## REQUIREMENT
The data below is to be output in full, unchanged.

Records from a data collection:
• • • • •

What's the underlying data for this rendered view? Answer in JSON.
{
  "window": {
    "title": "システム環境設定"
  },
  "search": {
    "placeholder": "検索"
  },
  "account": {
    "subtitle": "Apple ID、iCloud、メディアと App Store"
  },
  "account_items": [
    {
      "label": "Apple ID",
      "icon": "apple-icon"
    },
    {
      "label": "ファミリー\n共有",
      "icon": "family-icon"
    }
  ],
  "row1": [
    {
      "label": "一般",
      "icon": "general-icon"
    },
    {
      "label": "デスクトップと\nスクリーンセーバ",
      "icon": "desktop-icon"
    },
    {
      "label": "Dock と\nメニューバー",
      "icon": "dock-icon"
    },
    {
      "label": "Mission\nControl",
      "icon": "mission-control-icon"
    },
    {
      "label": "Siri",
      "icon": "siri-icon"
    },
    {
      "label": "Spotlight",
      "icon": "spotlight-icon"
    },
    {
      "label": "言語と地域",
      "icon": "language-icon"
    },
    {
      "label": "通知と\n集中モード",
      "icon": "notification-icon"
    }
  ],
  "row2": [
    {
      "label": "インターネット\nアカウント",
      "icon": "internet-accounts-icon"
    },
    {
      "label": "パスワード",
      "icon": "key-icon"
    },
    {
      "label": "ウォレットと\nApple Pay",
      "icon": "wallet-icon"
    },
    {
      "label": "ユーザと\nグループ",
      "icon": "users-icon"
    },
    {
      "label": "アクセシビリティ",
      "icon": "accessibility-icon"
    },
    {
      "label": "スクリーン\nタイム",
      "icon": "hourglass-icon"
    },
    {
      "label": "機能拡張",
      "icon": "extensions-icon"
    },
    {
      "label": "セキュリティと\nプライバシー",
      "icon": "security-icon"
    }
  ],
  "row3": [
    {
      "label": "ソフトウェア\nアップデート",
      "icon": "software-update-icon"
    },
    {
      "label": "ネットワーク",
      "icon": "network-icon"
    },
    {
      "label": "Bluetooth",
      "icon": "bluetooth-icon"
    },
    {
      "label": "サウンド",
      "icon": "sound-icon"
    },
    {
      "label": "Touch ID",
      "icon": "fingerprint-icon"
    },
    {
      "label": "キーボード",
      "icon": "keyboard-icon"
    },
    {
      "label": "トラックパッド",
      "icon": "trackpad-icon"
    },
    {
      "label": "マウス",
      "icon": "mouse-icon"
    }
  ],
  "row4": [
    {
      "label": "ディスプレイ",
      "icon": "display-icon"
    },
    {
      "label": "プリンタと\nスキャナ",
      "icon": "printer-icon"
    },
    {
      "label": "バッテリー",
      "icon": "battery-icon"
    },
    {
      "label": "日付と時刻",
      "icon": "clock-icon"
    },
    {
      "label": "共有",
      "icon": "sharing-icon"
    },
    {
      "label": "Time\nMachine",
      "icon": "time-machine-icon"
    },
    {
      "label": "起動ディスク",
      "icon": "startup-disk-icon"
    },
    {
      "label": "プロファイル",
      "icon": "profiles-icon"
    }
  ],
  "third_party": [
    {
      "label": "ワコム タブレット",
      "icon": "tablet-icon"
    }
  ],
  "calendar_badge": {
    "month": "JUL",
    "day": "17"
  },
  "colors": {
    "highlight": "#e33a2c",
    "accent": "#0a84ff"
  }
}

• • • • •

## EXPECTED ANSWER
What's the underlying data for this rendered view? Answer in JSON.
{
  "window": {
    "title": "システム環境設定"
  },
  "search": {
    "placeholder": "検索"
  },
  "account": {
    "subtitle": "Apple ID、iCloud、メディアと App Store"
  },
  "account_items": [
    {
      "label": "Apple ID",
      "icon": "apple-icon"
    },
    {
      "label": "ファミリー\n共有",
      "icon": "family-icon"
    }
  ],
  "row1": [
    {
      "label": "一般",
      "icon": "general-icon"
    },
    {
      "label": "デスクトップと\nスクリーンセーバ",
      "icon": "desktop-icon"
    },
    {
      "label": "Dock と\nメニューバー",
      "icon": "dock-icon"
    },
    {
      "label": "Mission\nControl",
      "icon": "mission-control-icon"
    },
    {
      "label": "Siri",
      "icon": "siri-icon"
    },
    {
      "label": "Spotlight",
      "icon": "spotlight-icon"
    },
    {
      "label": "言語と地域",
      "icon": "language-icon"
    },
    {
      "label": "通知と\n集中モード",
      "icon": "notification-icon"
    }
  ],
  "row2": [
    {
      "label": "インターネット\nアカウント",
      "icon": "internet-accounts-icon"
    },
    {
      "label": "パスワード",
      "icon": "key-icon"
    },
    {
      "label": "ウォレットと\nApple Pay",
      "icon": "wallet-icon"
    },
    {
      "label": "ユーザと\nグループ",
      "icon": "users-icon"
    },
    {
      "label": "アクセシビリティ",
      "icon": "accessibility-icon"
    },
    {
      "label": "スクリーン\nタイム",
      "icon": "hourglass-icon"
    },
    {
      "label": "機能拡張",
      "icon": "extensions-icon"
    },
    {
      "label": "セキュリティと\nプライバシー",
      "icon": "security-icon"
    }
  ],
  "row3": [
    {
      "label": "ソフトウェア\nアップデート",
      "icon": "software-update-icon"
    },
    {
      "label": "ネットワーク",
      "icon": "network-icon"
    },
    {
      "label": "Bluetooth",
      "icon": "bluetooth-icon"
    },
    {
      "label": "サウンド",
      "icon": "sound-icon"
    },
    {
      "label": "Touch ID",
      "icon": "fingerprint-icon"
    },
    {
      "label": "キーボード",
      "icon": "keyboard-icon"
    },
    {
      "label": "トラックパッド",
      "icon": "trackpad-icon"
    },
    {
      "label": "マウス",
      "icon": "mouse-icon"
    }
  ],
  "row4": [
    {
      "label": "ディスプレイ",
      "icon": "display-icon"
    },
    {
      "label": "プリンタと\nスキャナ",
      "icon": "printer-icon"
    },
    {
      "label": "バッテリー",
      "icon": "battery-icon"
    },
    {
      "label": "日付と時刻",
      "icon": "clock-icon"
    },
    {
      "label": "共有",
      "icon": "sharing-icon"
    },
    {
      "label": "Time\nMachine",
      "icon": "time-machine-icon"
    },
    {
      "label": "起動ディスク",
      "icon": "startup-disk-icon"
    },
    {
      "label": "プロファイル",
      "icon": "profiles-icon"
    }
  ],
  "third_party": [
    {
      "label": "ワコム タブレット",
      "icon": "tablet-icon"
    }
  ],
  "calendar_badge": {
    "month": "JUL",
    "day": "17"
  },
  "colors": {
    "highlight": "#e33a2c",
    "accent": "#0a84ff"
  }
}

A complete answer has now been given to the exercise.